- Efforts to address the needs of cluster munition victims, and ensure the accessibility and sustainability of rehabilitation services, were reported in most States Parties with reported victims. However, the most affected countries continued to depend on dwindling international support for victim assistance.
- Victim assistance services faced challenges in States Parties Afghanistan, Lebanon, and Somalia, where healthcare systems faced shortages due to drastic national economic crises. Ongoing conflict in cluster munition affected countries outside the convention, including Myanmar, Syria, Ukraine, and Yemen, also impeded the delivery of vital victim assistance while contributing to the fragility of health systems.
- International organizations and local partners continued to fill major gaps in the availability, accessibility, and sustainability of healthcare and rehabilitation services in many States Parties. The most recent State Party, South Sudan, has reported a dire situation for victim assistance, and international NGOs are responsible for 80% of health service delivery in the country.
- Iraq, Lao PDR, and Lebanon were reported to be updating their respective national victim assistance standards, to bring them in line with International Mine Action Standard (IMAS) 13.10 on Victim Assistance.
- None of the 16 countries that still produce cluster munitions, or reserve the right to do so, are party to the convention.
- Russia continued to produce new cluster munitions in 2022, including at least two newly developed types that its forces have used in Ukraine since early 2022.
- In the United States (US), the last manufacturer of cluster munitions ended its production of the weapon in 2016. Yet the US is developing and producing replacements for cluster munitions that may still fall under the definition of cluster munitions prohibited by the convention.
- Ukraine has publicly asked to be supplied with cluster munitions since 2022. In July 2023, the US announced that it would transfer an unspecified quantity of stockpiled cluster munitions to Ukraine. The 155mm artillery-delivered cluster munitions deliver dual-purpose improved conventional munition (DPICM) submunitions that have a “dud” or unexploded ordnance failure rate of less than 2.35%, but the US did not explain how this figure was reached.
- World leaders and officials from at least 21 countries have expressed concern over cluster munitions after the US decision to transfer them to Ukraine.
- Ukraine may have acquired cluster munitions from other countries in 2022 and/or 2023, but reports of such transfers have been denied by the countries concerned.
- In the past, at least 15 countries have transferred more than 50 types of cluster munitions to at least 60 other countries.
- A total of 104 States Parties have submitted an initial Article 7 transparency report as required by the convention.
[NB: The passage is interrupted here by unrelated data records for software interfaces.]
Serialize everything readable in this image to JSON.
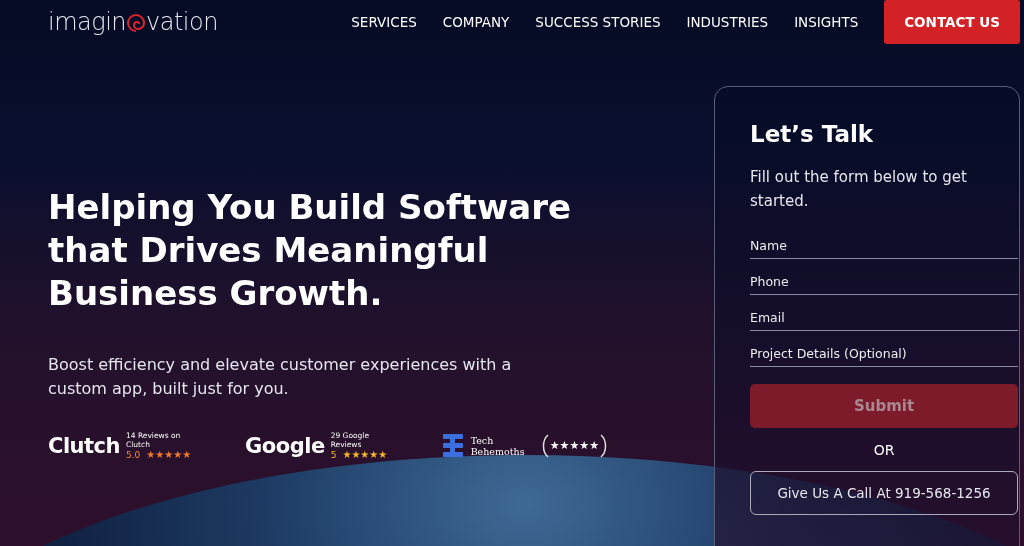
{
  "header": {
    "logo": {
      "before": "imagin",
      "after": "vation"
    },
    "nav": [
      {
        "label": "SERVICES"
      },
      {
        "label": "COMPANY"
      },
      {
        "label": "SUCCESS STORIES"
      },
      {
        "label": "INDUSTRIES"
      },
      {
        "label": "INSIGHTS"
      }
    ],
    "cta": "CONTACT US"
  },
  "hero": {
    "title": "Helping You Build Software that Drives Meaningful Business Growth.",
    "subtitle": "Boost efficiency and elevate customer experiences with a custom app, built just for you.",
    "ratings": [
      {
        "kind": "score",
        "brand": "Clutch",
        "caption": "14 Reviews on Clutch",
        "score": "5.0",
        "stars": 5
      },
      {
        "kind": "score",
        "brand": "Google",
        "caption": "29 Google Reviews",
        "score": "5",
        "stars": 5
      },
      {
        "kind": "laurel",
        "brand": "Tech Behemoths",
        "stars": 5
      }
    ]
  },
  "form": {
    "title": "Let’s Talk",
    "intro": "Fill out the form below to get started.",
    "fields": [
      {
        "placeholder": "Name"
      },
      {
        "placeholder": "Phone"
      },
      {
        "placeholder": "Email"
      },
      {
        "placeholder": "Project Details (Optional)"
      }
    ],
    "submit": {
      "label": "Submit",
      "disabled": true
    },
    "separator": "OR",
    "call_button": "Give Us A Call At 919-568-1256"
  }
}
Yet seven have not done so, of which Cabo Verde and Comoros are more than a decade late.
- Compliance with the annual reporting requirement has been sporadic as more than half of States Parties do not provide updates to their transparency reports annually.
- Niue was the last country to enact specific national legislation to govern its implementation of the Convention on Cluster Munitions in 2021, making a total of 33 States Parties with specific implementing laws for the convention.
- A total of 22 States Parties are planning or are in the process of drafting, reviewing, or adopting specific legislative measures to implement the convention, while 43 States Parties regard their existing laws and regulations as sufficient.